FIG. 2a shows an image of a laser pulse produced in such a system. Therein is seen a bright spot of light 6 which represents an image of the bore. The edge of the bore 7, however, is indistinctly defined from the surrounding workpiece surface 8.
FIG. 2b shows a gray scale value histogram of the region in FIG. 2a. In FIG. 2b, brightness is plotted on the abscissa and the number of image dots that have such a brightness is plotted on the ordinate. A first region 9 identifies a large number of image dots with relatively low brightness. This region 9 corresponds to the material 8 surrounding the light spot 6 in FIG. 2a. A narrower region 10 formed by a number of image dots with substantially higher brightness corresponds to the area of the luminous spot 6. For the purpose of binary coding the illustration in FIG. 2a, a threshold value 11 is selected which has a brightness value between the brightness values of the region 9 and the region 10. Each individual image dot is then compared with threshold value 11, whereby a binary coded image of the bore is produced according to FIG. 2c. In FIG. 2c it can be seen that the binary coded luminous spot 12 has a clearly defined bore edge 13. If the resolution of the image is adequate, an exact depiction of the bore is formed in this way. The threshold value 11 is chosen precisely by carrying out a bimodality analysis of the gray scale value histogram for two selected portions of the image, namely the background and the bore. The threshold is established so that all image dots that do not belong to the bore (this also includes any brighter image dots of the bore itself) are counted as part of the background. The number of dots belonging to the bore is representative of the area A of the bore and the diameter of the bore can be evaluated from the formula d=2 √A/π.
FIG. 3 represents an alternative process for determining the bore diameter, in which a column total curve 15 and a line total curve 16 are placed over the matrix image 14. The column total curve 15 is obtained by differentiating the total of gray scale values of the dots in the columns, and the line total curve 16 is obtained by differentiating the total of gray scale values of the dots in the lines. The differentiated column and line curves each has two spaced maxima. The maxima of the column total curve 15 are shown at 17 and 18 and their spacing corresponds to the bore diameter dx in this direction. Similarly, the maxima of the line total curve are shown at 19 and 20 from which diameter dy can be determined. The two diameters dx and dy may differ from one another to the extent that the bore has an elliptical shape.
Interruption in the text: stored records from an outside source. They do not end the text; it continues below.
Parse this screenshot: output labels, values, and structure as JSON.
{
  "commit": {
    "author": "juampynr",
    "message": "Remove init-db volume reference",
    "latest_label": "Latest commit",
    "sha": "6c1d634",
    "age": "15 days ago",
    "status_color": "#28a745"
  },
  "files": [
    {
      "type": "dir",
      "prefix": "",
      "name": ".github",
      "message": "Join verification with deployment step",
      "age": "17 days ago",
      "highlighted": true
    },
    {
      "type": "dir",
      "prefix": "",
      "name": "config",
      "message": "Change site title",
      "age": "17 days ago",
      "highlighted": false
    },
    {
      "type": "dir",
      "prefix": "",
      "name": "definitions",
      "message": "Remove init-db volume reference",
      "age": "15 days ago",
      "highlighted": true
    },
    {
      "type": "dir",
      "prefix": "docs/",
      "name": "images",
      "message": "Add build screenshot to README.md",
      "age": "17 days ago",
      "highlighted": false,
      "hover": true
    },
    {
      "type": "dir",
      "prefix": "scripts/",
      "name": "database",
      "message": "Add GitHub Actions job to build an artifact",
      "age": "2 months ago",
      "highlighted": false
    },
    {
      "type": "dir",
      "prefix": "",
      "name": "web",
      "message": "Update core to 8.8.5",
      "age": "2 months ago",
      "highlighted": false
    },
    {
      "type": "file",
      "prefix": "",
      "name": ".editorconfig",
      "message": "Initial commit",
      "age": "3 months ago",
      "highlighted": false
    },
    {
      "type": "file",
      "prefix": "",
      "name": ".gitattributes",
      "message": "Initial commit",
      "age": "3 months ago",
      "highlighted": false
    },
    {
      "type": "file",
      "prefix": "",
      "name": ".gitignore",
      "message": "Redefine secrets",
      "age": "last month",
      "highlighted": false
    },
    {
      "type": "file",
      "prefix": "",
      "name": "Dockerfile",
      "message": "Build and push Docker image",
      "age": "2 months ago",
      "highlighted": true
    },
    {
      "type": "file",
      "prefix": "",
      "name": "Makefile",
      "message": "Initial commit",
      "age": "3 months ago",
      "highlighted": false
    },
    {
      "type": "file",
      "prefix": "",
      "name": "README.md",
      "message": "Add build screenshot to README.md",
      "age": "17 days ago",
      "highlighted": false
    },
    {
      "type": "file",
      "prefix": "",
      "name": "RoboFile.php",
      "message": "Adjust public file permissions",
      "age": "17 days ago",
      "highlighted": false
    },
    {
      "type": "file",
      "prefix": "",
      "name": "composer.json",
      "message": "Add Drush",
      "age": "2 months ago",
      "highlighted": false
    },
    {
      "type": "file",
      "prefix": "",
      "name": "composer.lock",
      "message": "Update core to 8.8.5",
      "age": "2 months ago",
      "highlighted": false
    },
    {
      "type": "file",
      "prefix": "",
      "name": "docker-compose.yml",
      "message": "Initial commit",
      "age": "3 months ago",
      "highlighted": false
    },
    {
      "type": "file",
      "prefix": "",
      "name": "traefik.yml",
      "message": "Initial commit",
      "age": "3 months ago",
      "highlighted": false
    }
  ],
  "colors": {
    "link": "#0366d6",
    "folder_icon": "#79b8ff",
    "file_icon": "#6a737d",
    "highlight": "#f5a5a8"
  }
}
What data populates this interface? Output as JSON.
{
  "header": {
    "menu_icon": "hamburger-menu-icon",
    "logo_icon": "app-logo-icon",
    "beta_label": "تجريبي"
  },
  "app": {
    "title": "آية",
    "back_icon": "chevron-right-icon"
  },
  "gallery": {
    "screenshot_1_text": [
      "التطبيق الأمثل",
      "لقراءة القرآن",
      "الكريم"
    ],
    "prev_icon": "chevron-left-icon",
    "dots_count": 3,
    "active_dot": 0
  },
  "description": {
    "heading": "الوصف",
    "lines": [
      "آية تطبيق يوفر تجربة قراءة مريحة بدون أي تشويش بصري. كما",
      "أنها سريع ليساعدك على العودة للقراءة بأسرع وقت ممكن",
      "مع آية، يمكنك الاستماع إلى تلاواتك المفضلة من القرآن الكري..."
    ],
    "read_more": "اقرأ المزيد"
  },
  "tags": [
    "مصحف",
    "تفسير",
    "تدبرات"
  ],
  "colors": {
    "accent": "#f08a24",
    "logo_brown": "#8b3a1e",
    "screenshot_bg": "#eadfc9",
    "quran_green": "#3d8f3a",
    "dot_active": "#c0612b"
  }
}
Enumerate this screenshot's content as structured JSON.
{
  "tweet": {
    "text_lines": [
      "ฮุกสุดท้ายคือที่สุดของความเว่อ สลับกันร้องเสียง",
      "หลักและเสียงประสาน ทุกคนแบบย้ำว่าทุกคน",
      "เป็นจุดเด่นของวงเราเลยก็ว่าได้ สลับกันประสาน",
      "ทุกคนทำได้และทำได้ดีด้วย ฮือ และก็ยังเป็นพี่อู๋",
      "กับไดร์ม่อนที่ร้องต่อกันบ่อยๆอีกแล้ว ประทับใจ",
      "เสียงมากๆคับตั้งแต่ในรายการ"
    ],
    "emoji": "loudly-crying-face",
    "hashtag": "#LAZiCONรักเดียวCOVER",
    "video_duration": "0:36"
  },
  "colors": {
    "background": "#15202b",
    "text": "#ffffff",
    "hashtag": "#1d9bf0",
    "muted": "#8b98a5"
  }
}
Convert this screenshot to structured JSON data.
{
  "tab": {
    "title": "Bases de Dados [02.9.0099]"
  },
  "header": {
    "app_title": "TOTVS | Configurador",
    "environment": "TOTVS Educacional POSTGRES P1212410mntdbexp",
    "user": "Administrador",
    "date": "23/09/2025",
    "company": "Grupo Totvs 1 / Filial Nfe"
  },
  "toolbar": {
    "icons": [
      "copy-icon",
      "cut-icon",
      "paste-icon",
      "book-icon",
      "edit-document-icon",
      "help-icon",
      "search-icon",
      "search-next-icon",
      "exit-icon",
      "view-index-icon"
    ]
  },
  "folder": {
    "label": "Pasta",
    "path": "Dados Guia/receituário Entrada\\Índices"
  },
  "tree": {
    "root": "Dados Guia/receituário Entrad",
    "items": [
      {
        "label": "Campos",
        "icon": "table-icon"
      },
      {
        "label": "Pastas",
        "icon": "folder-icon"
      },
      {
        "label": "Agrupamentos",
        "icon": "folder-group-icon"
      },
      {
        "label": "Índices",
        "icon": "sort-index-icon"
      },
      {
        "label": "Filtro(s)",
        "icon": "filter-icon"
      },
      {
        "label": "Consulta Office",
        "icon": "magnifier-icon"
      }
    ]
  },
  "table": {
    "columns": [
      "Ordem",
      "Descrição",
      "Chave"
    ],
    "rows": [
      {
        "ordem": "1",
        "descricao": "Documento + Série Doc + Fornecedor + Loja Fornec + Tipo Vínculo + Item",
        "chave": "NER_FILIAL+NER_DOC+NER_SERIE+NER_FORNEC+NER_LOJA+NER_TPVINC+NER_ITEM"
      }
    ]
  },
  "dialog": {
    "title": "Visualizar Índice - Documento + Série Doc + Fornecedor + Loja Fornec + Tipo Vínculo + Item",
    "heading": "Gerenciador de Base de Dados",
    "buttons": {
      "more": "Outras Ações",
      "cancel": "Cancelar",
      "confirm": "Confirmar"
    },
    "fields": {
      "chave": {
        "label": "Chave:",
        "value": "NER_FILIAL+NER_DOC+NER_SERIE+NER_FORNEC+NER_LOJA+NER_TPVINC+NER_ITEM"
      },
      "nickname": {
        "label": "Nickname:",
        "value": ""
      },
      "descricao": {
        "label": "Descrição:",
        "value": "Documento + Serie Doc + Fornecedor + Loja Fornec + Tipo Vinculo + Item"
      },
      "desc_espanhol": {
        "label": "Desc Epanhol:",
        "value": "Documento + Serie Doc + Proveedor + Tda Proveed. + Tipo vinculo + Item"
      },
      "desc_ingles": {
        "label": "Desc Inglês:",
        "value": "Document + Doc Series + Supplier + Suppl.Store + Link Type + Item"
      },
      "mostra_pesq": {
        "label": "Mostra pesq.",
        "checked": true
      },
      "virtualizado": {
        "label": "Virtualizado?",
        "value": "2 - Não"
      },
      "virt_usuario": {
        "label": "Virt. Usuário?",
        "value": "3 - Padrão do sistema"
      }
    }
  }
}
While the invention has been described in relation to specific embodiments thereof, it will become apparent to those skilled in the art that numerous modifications and variations can be made within the scope and spirit of the invention as defined in the attached claims.